The idea is simple: When you eat foods like certain carbs with a high glycemic index (GI) that raise your insulin level, your body stores fat. Lower that level and your goes into fat burning mode. But as soon as you pop that slice of cake in your mouth, a new influx of insulin floods your system, rising to higher levels than before you cheated.
The result? Your body reacts by reverting to storing rather than burning fat and now, it can take up to three weeks for your insulin level to drop again. Unless, that is, you color-code your foods. Here’s how, using three colors we all understand the meaning of—red, yellow and green.
How to Color-Code Your Food to Help You Lose Weight
If you color-code your foods according to how they affect your insulin levels, you’ll lose weight, the book promises. Here are the three color choices and how they apparently affect the body.
Red = STOP!
These are the foods that have a high glycemic index (GI), and will cause insulin levels to spike. They should be avoided like the plague, and not eaten at any time of day.
- Sweets and desserts
- Soft drinks and fruit juice
- Snack foods
- Potatoes and other root vegetables
You’ll see foods that you think of as healthy on this list. Um, what’s wrong with carrots? What’s wrong with mangos? Again, for this diet to be effective, you are trying to nix spikes in insulin levels in the body. All of the foods listed above are insulin-spiking foods. Below you will find other fruits and vegetables that allow you to eat a healthy, balanced diet without spiking your insulin levels.

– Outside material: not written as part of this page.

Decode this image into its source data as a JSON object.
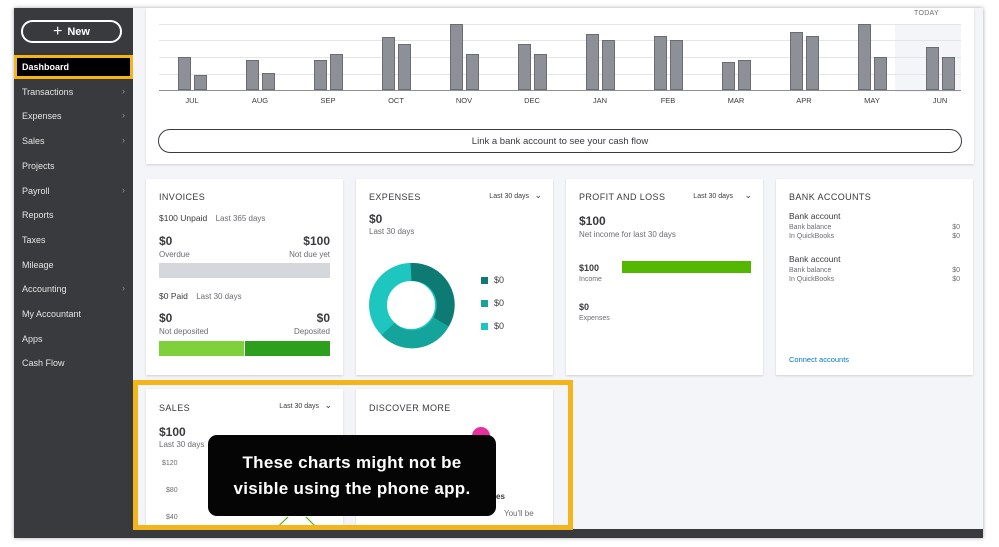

Yellow = Proceed with caution…
These foods are fine in moderation since they have a low GI and are unlikely to spike insulin levels when consumed in moderation.
- Raw nuts

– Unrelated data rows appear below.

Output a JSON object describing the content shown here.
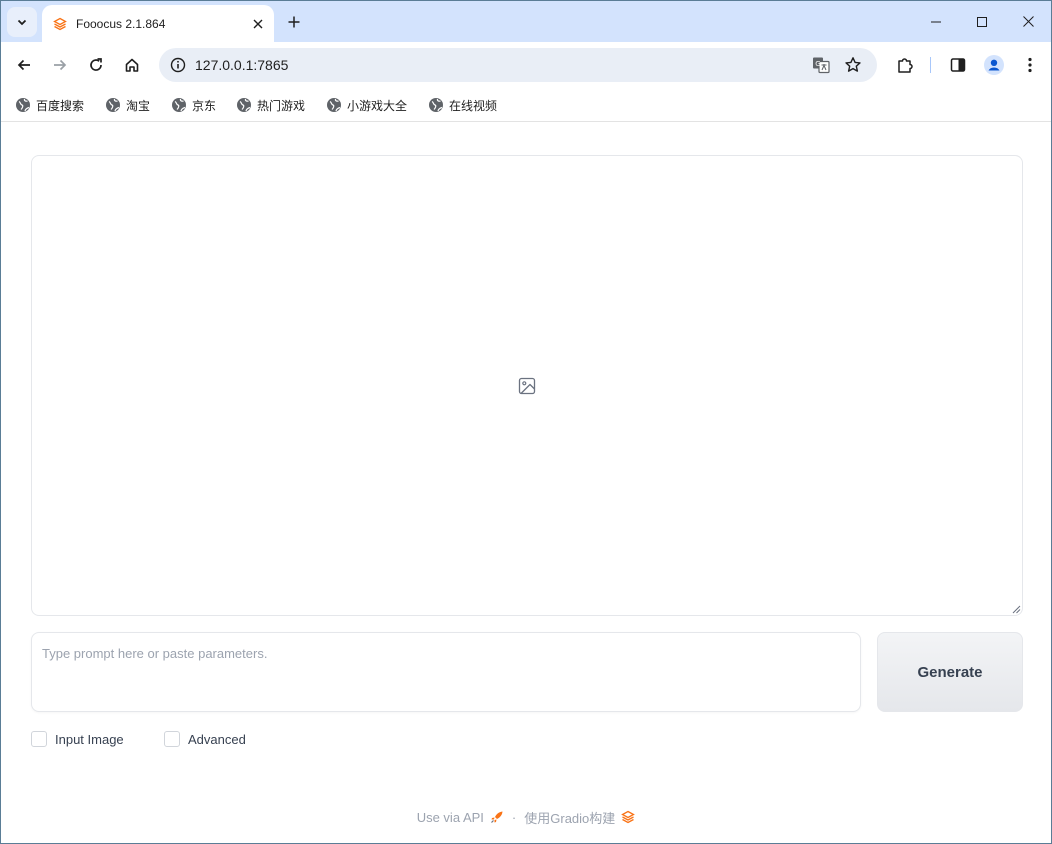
{
  "browser": {
    "tab_title": "Fooocus 2.1.864",
    "url": "127.0.0.1:7865",
    "bookmarks": [
      {
        "label": "百度搜索"
      },
      {
        "label": "淘宝"
      },
      {
        "label": "京东"
      },
      {
        "label": "热门游戏"
      },
      {
        "label": "小游戏大全"
      },
      {
        "label": "在线视频"
      }
    ]
  },
  "app": {
    "prompt_placeholder": "Type prompt here or paste parameters.",
    "prompt_value": "",
    "generate_label": "Generate",
    "checkboxes": [
      {
        "label": "Input Image",
        "checked": false
      },
      {
        "label": "Advanced",
        "checked": false
      }
    ],
    "footer": {
      "api_label": "Use via API",
      "separator": "·",
      "built_with_label": "使用Gradio构建"
    }
  },
  "colors": {
    "tabstrip": "#d3e3fd",
    "omnibox": "#e9eef6",
    "gradio_orange": "#f97316"
  },
  "icons": {
    "favicon": "gradio-logo-icon",
    "gallery_placeholder": "image-icon",
    "api": "rocket-icon",
    "built_with": "gradio-logo-icon"
  }
}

You’ll notice a large number of fruits on this list, and probably scratch your head. “I thought fruit was good for me?” That is why these fruits are in the yellow, cautioning category. They are good for you—in moderation. It’s best to eat fruits in the morning with breakfast, or as a snack to help kick pre-lunch cravings.
But why can you only have fruit as a morning snack? Because the amount of fruit you can eat (one portion) probably won’t work well as an afternoon snack, to help keep you full between lunch and dinner. One portion of fruit is equal to about the size of your fist, and eating more than one portion size will increase your insulin. You are much better off eating a portion of nuts as an afternoon snack as they are more filling, and sticking to fruit in the early parts of the day.
Green = Go for it!
Because these foods don’t cause insulin levels to spike, you can have as much as you want.
- Protein such as beef, pork, chicken, seafood, and egg whites
- Vegetables, except the 4 listed as “Red.”
As long as you are avoiding the starchy vegetables coded “red”, all other vegetables are fair game. This is because flowering parts of plants typically don’t store starch, so their GI is low. Low-GI food is low-insulin food, which will keep your body happy and burning fat. Remember, as long as you are eating generous helpings of the many foods available to you in the yellow and green categories of the Thinsulin Program, you are not missing out on vitamins and minerals.
For nearly 2 decades, Drs Nguyen and Nguyen have used this approach at their specialized clinics in southern California to help thousands of patients lose excess weight and keep it off for good. For more info on how to eat foods that help you lower insulin and cut down on body fat, check out their new book, The Thinsulin Program.